One of the requirements for the 1982 Singlehanded Transpac was to have sailed 300 NM, singlehanded, in the boat that you were going to take to Hawaii. For my second Singlehanded Transpac, I had selected an Olson 30, Collage, which I saw has having dramatically better creature comforts than my 1980 boat, a Moore 24. Due to my work schedule at West Marine, I didn’t have time to sail my Olson down the coast to LA and then trailer it back: my solo voyage was to head out of the Golden Gate, continue southwesterly for 150 NM, turn around, and come back to the relative security of the bay.
I installed what was then a cutting-edge Loran-C in my Olson by Micrologic, made somewhere in Southern California. In 1982 it was possible to manufacture electronics in California and compete on the World Market. The ML-2000 was a wonder of sophistication because it could show your position in latitude and longitude, and navigate to waypoints, and it only cost $1500. In truth, I had borrowed it from the electronics display at West Marine in Sausalito, hoping that no one would notice it was gone while I was on my two-day voyage.
After being at sea for a little over 24 hours, I found myself 150 NM away from the Gate, turned Collage around, and headed for home. Optimistically, I had made a date with a young lady for the following night, so speed was of the essence. To ensure that I sailed the shortest distance, I entered a waypoint that was in front of Southeast Farallon Island to ensure that I would be home quickly, and set an arrival alarm with a 5NM radius to warn me as I approached. I also set my autopilot on a course to the waypoint, again to shorten the distance and time.
For warmth and quiet, I dove headfirst into a quarterberth, with my head aft, and curled up in my sleeping bag. Collage surged along at 7 knots or so, and I fell sound asleep.
In what seemed to be a few hours, I became aware of an alarm coming from inside the boat. “Aha!” I said to myself, “I’ve entered the alarm zone and I’m close to the Farallones.” I struggled out of my berth, reached up for the companionway hatch, and slid it open. I had apparently overslept because it was pretty bright outside and the weather was glorious, with the wind blowing about 6 knots. As I gazed forward, under the boom and the foot of the jib, I was surprised that I couldn’t see the island up ahead. The weather was clear; where was the 400’ tall island?
As I pivoted around in the companionway, the island came into view, directly astern of me, perhaps three miles away. It lay directly behind Collage, exactly bisecting the vessel’s wake. I could see no other solution as to how I had managed to avoid the island other than that perhaps there was a heretofore-unknown tunnel directly through the island that had allowed me safe passage. From my vantage point, there was no way that I could have missed it.
It took me several hours to shake off the feeling that I could have been killed due to a series of poor decisions that I had made which put me in this lethal situation. Among those decisions were the following:
- I set an autopilot on a course with a known hazard.
- I did not keep a proper watch.
- I relied on a single electronic device to alert me of a hazard.

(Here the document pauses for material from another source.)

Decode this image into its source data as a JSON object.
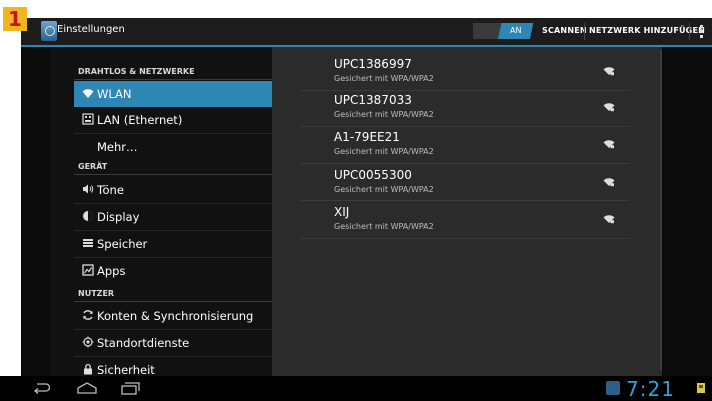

- I let a schedule influence my decisions instead of good seamanship.
- I had intentionally isolated myself from the subtle sounds and signals that warn someone of danger.

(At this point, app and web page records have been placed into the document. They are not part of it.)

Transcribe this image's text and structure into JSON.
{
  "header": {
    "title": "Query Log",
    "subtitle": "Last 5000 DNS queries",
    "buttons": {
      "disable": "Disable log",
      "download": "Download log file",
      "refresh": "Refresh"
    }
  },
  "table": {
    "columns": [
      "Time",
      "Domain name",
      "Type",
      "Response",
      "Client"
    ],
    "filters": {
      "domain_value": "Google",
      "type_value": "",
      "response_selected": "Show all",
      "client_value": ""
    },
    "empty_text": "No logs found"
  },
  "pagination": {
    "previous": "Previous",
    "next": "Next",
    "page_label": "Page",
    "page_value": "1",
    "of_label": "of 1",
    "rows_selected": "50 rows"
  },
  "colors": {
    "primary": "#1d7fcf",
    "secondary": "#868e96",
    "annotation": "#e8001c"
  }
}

After the Aegean incident during the 2012 Ensenada Race, the question that inevitably came up was “how, with all of that electronic gear, could they have run into an island that’s clearly on the chart?” The same question was asked, frequently, after Vestas Wind ran up on Cargados Carajos Shoal in 2014. “How could it happen?”
Embarrassingly, I know from personal experience exactly how incidents like these happen. It starts with a decision that, deep inside, you realize is not good seamanship, while a less convenient or slower solution to a problem would be safer. But you elect to take the shortcut, to cut it too close, or to proceed at too fast a pace. It’s a conscious decision that leads one to take imprudent risks with horrendous consequences if we’re wrong. If we take enough risks, eventually, most of us will endure a completely avoidable incident, and we have no one to blame but ourselves.
Safety Moment, Cruising Club of America, May 2016